How Does Ketamine Infusion Therapy Treat ALS?

How Does Ketamine Infusion Therapy Treat ALS?

Amyotrophic lateral sclerosis (ALS) is a progressive neurodegenerative disease affecting the brain and spinal cord nerve cells. Over time, ALS causes these cells to die, which leads to muscle weakness and paralysis. There is currently no cure for ALS, but treatments available can help improve the quality of life for patients. One such treatment is ketamine infusion therapy. 

Although we still don’t fully understand what causes this damage, some factors that may play a role include genetics, age, exposure to certain toxins, or changes in specific proteins.

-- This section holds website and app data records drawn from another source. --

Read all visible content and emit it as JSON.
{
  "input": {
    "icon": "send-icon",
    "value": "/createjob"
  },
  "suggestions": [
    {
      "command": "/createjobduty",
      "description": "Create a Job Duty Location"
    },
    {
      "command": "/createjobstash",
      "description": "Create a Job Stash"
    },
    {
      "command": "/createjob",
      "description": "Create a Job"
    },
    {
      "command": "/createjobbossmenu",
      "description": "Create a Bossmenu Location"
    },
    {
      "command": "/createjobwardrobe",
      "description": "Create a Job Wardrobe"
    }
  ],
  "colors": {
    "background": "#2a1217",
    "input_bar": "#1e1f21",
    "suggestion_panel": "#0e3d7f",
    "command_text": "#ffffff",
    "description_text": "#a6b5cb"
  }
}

Signs and Symptoms of ALS

The symptoms of ALS often start gradually and can include

  • Muscle weakness
  • Cramping
  • Stiffness and twitching
  • Loss of mobility
  • Slurred speech
  • Loss of ability to breathe, chew or swallow
  • Drooling

ALS affects muscles in the arms, legs, mouth, throat, and vocal cords. As the disease progresses, many patients eventually lose the ability to move or speak and require care for everyday tasks such as eating and dressing. 

Understanding Ketamine Infusion Therapy

Ketamine infusion therapy is a type of medical treatment involving small, controlled doses of ketamine into the body through an IV. Ketamine treats several mental health conditions, including depression, anxiety, and post-traumatic stress disorder (PTSD).

While ketamine infusion therapy is most commonly used to treat mental health conditions, it has also shown great promise as a potential treatment for physical ailments like ALS. In a small study, ketamine effectively reduces discomfort and preserves nerve cells in ALS, effectively slowing down the progression of the disease.

How Does Ketamine Infusion Therapy Help With ALS? 

ALS has no cure, but several treatments available can help manage symptoms and slow down its progression. One such treatment is ketamine therapy, which has shown promising results in clinical trials.

Ketamine infusion therapy works by inhibiting the N-methyl-D-aspartate (NMDA) receptor. NMDA receptors are essential for learning and memory function. However, the overactivity of NMDA receptors has been linked to the dysregulation of certain neurotransmitters, leading to the death of nerve cells observed in ALS. Inhibiting NMDA receptors with ketamine treatments prevents neuron death and may help to preserve motor function in ALS patients.

Ketamine’s ability to provide long-term relief from chronic pain-associated nerve damage further compounds its usefulness as a treatment option for ALS patients. Overall, ketamine infusion therapy holds great potential in helping to improve the quality of life for people with ALS.

The Bottom Line

Ketamine infusion therapy is a promising treatment option for people living with ALS. While more research is needed to determine the long-term efficacy of ketamine infusions for ALS, preliminary studies have revealed good results.

Ketamine can also be used alongside physical therapy and other treatments to provide a more comprehensive approach to managing the symptoms and progression of ALS. If you or a loved one is living with ALS, talk to your doctor about whether ketamine infusion therapy may be right for you.


Call Us
Free Consult